Step 1:
Obviously you'll need to have the head removed for this procedure. My engine was already out of the car so this was not a problem. Duct Tape the cylinders and entire top of the block so as to prevent metal shavings from getting in there. Here's the block mid-Duct Taping

Step 2:
Clean out all debris from the hole with Dust-Off or compressed air. Hard to get a picture but here's a before shot of the hole:

Mmmmm, metal gunk:

Step 3:
Take the Drill Fixture Plate (big square plate in the picture) and place the largest hole in the plate over the hole in the block to be repaired. Place the drill bushing in the fixture, then insert the Line Pin to make sure the hole is centered (much like aligning a clutch). Then insert the 3 bolts that came with the kit into the other 3 holes of the drill fixture and tighten. (Note: The 3 bolts that came with my kit weren't long enough for some reason so I had to use 3 main bolts from my other long as it's securely in place)

Here's a picture of the Drill Fixture in place with the Drill Bushing and Line Pin inserted to get the hole centered:

Step 4:
***Important: Since B16 and B18 engines have different lengths of headbolts, you will need the B16 spacer to drill out the hole in a B16. My kit did not come with the B16 spacer but I was repairing a B18C so it did not matter.***

Remove the Line Pin but keep the Drill bushing in at all times while drilling. Using a 1/2" Drill with the custom bit (I had drill on lowest speed and highest torque), step drill the hole until the stop collar (black ring fixture around the top of the drill bit) hits the top of the drill bushing. You will need to use an "in and out" motion and go slowly with the drill, stopping frequently to clear out the chips.

When you stop to clear out the chips, remove the drill and drill bushing, blow compressed air (Dust-Off or air nozzle from compressor) into the hole.

Turns out there was a [email protected]#$cked up Helicoil in the thread which caused all the problems in the first place. :bash Here is a prime example why Timesert > Helicoil:

Continue drilling until the stop collar hit the top of the bushing (or the B16 spacer if you're repairing a B16 block).

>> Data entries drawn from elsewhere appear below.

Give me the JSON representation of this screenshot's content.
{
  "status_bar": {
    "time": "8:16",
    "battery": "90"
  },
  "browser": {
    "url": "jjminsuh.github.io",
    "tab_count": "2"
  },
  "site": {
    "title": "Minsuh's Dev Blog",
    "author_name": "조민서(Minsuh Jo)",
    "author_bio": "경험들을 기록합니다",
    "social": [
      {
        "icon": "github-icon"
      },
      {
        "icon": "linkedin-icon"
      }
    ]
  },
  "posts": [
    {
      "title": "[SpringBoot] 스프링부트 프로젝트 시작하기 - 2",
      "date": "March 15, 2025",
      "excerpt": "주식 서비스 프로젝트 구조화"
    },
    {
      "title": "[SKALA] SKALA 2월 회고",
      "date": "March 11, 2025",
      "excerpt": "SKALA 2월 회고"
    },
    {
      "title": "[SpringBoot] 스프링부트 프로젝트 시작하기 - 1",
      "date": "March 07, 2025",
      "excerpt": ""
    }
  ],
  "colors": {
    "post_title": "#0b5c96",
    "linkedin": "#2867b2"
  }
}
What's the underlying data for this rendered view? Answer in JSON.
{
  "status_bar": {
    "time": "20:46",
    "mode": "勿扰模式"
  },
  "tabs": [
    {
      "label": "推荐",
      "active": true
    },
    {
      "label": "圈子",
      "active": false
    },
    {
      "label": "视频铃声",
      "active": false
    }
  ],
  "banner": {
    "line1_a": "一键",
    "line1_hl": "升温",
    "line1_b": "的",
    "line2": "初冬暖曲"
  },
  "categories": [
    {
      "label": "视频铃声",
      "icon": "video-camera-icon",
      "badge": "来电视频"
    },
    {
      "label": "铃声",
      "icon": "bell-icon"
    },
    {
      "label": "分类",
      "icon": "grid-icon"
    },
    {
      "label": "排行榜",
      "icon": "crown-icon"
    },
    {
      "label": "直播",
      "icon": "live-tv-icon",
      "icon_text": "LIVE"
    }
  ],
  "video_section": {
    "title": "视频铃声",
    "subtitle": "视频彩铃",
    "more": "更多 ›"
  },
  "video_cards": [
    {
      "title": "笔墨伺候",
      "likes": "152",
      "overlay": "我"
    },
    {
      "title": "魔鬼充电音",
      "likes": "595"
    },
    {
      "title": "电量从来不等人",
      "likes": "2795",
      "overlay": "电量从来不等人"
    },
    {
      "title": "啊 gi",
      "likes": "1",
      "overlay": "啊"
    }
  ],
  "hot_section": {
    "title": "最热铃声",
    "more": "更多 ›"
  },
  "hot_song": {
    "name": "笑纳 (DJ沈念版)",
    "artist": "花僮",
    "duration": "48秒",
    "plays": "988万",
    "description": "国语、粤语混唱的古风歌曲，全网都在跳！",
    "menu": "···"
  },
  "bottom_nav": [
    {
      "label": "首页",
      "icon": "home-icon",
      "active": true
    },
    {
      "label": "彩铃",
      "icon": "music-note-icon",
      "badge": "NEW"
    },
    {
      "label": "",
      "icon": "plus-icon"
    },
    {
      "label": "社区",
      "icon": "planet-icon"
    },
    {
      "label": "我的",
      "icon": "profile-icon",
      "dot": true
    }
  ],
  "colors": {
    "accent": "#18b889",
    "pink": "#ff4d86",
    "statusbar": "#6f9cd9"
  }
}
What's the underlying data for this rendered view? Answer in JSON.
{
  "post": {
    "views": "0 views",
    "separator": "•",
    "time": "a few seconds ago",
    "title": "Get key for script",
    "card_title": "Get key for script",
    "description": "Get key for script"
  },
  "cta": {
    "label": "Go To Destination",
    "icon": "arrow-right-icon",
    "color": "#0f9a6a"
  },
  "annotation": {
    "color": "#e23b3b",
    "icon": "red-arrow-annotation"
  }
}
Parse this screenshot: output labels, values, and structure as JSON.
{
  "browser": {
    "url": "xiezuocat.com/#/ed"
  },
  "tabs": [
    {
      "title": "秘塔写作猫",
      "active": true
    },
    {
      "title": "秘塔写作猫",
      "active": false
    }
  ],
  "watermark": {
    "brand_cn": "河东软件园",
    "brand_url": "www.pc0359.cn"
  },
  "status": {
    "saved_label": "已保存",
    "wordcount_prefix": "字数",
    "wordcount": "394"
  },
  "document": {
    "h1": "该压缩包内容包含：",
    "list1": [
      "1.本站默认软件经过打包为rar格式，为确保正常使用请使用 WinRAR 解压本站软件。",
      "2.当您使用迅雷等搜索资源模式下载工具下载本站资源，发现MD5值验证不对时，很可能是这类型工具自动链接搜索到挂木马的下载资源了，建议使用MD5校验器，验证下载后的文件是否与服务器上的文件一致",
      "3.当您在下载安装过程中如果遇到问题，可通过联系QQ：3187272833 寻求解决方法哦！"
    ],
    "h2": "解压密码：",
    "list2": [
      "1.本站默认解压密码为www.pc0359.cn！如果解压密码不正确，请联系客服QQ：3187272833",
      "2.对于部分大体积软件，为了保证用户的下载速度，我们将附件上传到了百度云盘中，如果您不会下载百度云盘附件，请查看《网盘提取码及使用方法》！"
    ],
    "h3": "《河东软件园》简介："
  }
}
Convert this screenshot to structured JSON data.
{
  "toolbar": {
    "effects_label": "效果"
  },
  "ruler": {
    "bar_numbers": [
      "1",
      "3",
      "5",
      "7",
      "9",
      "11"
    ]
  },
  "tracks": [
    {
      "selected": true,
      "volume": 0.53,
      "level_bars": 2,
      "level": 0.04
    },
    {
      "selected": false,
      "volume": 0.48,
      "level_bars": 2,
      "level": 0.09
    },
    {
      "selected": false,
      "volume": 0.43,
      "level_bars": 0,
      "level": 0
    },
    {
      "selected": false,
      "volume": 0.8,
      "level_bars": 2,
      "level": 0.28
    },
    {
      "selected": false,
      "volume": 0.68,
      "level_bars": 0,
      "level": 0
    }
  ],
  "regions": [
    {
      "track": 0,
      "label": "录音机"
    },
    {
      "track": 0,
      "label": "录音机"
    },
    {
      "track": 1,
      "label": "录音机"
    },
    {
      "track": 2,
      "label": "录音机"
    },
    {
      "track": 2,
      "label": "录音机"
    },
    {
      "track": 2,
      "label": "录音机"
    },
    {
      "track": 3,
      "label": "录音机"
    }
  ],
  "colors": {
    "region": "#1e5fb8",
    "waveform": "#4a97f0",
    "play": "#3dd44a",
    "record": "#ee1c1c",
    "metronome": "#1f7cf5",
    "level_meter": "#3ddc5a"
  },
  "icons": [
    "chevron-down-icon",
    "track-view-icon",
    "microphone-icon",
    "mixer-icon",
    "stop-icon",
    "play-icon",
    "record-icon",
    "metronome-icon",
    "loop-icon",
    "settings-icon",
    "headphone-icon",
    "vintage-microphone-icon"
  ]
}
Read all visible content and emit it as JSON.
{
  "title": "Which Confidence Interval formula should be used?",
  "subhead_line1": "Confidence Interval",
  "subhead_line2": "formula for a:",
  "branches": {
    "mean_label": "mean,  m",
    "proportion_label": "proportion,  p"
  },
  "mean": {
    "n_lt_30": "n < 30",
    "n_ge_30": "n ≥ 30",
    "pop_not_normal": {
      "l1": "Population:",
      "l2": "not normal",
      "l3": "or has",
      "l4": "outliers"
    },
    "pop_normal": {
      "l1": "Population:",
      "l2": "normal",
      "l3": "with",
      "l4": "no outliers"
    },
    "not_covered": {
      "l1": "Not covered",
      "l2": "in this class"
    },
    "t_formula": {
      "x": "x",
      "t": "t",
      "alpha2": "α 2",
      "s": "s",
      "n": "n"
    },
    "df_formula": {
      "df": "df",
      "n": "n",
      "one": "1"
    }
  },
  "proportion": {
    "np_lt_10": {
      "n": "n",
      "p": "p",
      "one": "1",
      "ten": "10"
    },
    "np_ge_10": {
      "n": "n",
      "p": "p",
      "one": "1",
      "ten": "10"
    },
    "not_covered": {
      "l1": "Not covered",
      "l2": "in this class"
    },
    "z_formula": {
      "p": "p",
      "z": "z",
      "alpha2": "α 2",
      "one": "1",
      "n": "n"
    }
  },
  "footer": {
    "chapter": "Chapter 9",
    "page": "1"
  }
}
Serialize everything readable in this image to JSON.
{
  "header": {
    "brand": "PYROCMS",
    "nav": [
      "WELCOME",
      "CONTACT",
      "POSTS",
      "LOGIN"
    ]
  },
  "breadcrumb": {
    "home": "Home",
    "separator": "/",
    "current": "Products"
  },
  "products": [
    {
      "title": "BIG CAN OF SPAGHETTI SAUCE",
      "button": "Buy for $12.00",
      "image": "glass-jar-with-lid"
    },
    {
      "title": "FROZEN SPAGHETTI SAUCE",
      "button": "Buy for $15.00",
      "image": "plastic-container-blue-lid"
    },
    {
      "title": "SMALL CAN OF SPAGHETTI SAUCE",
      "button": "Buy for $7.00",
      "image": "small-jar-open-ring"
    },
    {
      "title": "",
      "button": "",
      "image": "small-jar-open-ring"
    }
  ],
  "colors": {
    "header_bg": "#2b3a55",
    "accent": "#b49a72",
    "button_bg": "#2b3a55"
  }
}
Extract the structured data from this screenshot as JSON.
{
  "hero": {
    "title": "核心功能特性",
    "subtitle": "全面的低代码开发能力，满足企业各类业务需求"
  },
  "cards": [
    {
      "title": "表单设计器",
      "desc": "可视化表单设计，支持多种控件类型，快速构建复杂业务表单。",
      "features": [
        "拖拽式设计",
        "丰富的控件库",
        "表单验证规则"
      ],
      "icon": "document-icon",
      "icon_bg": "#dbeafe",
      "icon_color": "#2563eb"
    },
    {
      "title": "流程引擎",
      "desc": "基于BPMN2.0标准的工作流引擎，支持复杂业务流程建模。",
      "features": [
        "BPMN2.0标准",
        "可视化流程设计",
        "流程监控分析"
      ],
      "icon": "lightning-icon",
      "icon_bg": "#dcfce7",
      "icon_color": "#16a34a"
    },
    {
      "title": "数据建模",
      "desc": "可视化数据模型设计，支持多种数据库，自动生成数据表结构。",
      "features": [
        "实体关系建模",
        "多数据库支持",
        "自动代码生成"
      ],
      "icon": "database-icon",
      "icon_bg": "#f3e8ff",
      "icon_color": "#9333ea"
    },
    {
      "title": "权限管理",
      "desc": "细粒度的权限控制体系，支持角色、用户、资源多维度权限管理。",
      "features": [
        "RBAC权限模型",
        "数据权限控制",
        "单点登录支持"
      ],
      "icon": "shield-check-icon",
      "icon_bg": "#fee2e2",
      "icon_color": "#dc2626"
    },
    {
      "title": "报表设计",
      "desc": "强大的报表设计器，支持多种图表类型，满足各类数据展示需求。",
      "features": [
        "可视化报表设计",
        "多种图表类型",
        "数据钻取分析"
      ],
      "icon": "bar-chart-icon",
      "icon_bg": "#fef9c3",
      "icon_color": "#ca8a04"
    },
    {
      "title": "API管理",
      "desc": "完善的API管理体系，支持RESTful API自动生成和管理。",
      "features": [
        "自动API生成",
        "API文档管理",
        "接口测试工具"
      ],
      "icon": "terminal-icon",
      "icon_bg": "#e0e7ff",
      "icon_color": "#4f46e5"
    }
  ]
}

Here's how the hole should look after this step. Notice how the custom drill bit creates that top shelf to seat the insert:

Step 5:
Get the hole clean of all metal chips and fit the Tap on the Drill. Spray WD-40 on the tap itself and inside the hole for lubrication. (Again, the B16 blocks have smaller holes so you'll have to go to the first line on the tap). With the Drill Bushing still on there, drill the Tap until the groove on the Tap bit lines up the with the top of the Drill Bushing. Then reverse the Tap out, clear shavings, and Tap it 3-5 more times, keeping the Tap and hole lubricated with WD-40. (I only tapped it once and tried to put the insert in but it wouldn't grab. I though I had screwed it up (pun unintended..for the most part) but I just needed to tap it more.

Picture of the Tap:

And the brand new threads :D :

Step 6:
Clean the hole thoroughly of all chips and WD-40. Use compressed air for the chips and a thin rag and long, thin metal/wooden/plastic rod to stick down there to soak up the excess WD-40.

Step 7:
Remove the Drill Fixture for the next step.

Step 8:
With the hole completely clean (no chips or oil), now it's time to get the insert and driver ready. Put the Driver into the Drill and apply the Driver Oil generously. Next, screw on one of the inserts and apply a small amount of Loctite on the bottom half of the insert. (just the bottom because when it's screwed in, the threads will push the Loctite up to the top.) Should look like this:

Then slowly screw the Driver into the hole. It will tighten up when the Timsert iinsert is in place. When this happens, use a little more power to screw the Driver through the insert until the groove of the driver lines up with the top of the block Then switch the drill to loosen and reverse the tap out. The insert should stay in there.

And here's the finished product, seated securely and stronger than OEM:

I don't know exactly how long but I'd wait at least 12 hours for the Loctite to dry before reinstalling the headstuds. Other than that, you're good to go. Hope this review was helpful.
1 - 1 of 1 Posts